In the preface to the book he says that its value consists in two things: "that thoughts are expressed in it" and "that it shows how little is achieved when these problems are solved." The problems he refers to are the problems of philosophy defined, we may suppose, by the work of Frege and Russell, and perhaps also Schopenhauer.

During World War II he worked as a hospital porter in London and as a research technician in Newcastle.

After the war he returned to university teaching but resigned his professorship in 1947 to concentrate on writing.

This style of doing philosophy has fallen somewhat out of favor, but Wittgenstein's work on rule-following and private language is still considered important, and his later philosophy is influential in a growing number of fields outside philosophy.

Ludwig Josef Johann Wittgenstein, born on April 26th 1889 in Vienna, Austria, was a charismatic enigma.

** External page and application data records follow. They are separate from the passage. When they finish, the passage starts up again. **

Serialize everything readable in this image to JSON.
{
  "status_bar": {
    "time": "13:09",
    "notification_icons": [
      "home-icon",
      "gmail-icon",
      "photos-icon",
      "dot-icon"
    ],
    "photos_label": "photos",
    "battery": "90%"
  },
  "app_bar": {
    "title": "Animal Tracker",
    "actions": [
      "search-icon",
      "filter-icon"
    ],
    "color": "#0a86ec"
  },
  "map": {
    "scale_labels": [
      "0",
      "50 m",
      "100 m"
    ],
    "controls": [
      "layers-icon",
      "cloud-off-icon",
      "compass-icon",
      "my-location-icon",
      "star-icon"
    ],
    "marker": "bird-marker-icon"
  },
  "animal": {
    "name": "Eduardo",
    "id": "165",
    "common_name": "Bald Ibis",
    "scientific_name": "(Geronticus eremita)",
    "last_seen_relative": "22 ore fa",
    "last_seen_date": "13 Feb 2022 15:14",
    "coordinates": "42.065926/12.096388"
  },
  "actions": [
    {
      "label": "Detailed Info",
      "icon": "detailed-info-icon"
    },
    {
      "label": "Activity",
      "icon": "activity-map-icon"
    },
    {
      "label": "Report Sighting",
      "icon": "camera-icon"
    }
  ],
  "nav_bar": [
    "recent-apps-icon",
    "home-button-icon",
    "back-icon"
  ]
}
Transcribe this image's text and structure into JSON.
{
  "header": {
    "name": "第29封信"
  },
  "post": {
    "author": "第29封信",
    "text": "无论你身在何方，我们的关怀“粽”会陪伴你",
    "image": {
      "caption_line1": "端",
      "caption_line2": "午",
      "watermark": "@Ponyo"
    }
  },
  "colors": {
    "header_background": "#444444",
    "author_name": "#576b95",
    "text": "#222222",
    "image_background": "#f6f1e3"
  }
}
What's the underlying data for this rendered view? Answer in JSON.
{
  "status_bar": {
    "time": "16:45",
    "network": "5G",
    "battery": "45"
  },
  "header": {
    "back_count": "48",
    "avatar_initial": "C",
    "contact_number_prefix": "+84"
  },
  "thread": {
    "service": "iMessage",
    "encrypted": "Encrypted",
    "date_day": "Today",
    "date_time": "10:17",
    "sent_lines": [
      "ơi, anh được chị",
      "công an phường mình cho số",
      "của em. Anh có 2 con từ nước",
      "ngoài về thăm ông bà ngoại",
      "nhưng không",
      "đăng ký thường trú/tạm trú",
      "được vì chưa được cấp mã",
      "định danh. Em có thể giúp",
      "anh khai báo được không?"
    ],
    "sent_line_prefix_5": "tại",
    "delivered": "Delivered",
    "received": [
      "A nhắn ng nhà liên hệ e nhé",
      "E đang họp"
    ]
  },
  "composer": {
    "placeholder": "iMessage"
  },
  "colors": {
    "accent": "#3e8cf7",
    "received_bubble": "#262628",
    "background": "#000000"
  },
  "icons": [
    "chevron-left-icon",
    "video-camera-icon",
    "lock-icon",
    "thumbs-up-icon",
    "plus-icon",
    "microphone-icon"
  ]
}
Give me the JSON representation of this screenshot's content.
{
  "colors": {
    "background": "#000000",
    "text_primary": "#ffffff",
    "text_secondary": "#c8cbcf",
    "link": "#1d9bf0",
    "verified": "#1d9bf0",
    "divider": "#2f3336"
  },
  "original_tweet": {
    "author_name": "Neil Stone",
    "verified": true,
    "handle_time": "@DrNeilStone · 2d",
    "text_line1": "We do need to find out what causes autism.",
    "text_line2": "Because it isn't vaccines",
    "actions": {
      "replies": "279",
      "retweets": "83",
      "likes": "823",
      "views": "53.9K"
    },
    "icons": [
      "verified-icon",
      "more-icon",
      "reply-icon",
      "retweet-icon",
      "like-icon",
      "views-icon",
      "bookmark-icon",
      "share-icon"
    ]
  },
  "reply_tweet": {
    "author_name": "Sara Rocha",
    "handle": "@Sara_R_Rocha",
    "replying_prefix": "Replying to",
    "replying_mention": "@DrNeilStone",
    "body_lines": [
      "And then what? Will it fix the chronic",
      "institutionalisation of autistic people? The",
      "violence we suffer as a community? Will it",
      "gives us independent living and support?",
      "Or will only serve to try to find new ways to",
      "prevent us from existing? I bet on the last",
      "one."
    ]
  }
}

This work culminated in the , the only philosophy book that Wittgenstein published during his lifetime.

It claimed to solve all the major problems of philosophy and was held in especially high esteem by the anti-metaphysical logical positivists.

Much of this he did in Ireland, preferring isolated rural places for his work.

By 1949 he had written all the material that was published after his death as , arguably his most important work.

The seventh set contains only one proposition, the famous "What we cannot speak about we must pass over in silence." Some important and representative propositions from the book are these: 1 The world is all that is the case. 5.43 ..the propositions of logic say the same thing, to wit nothing.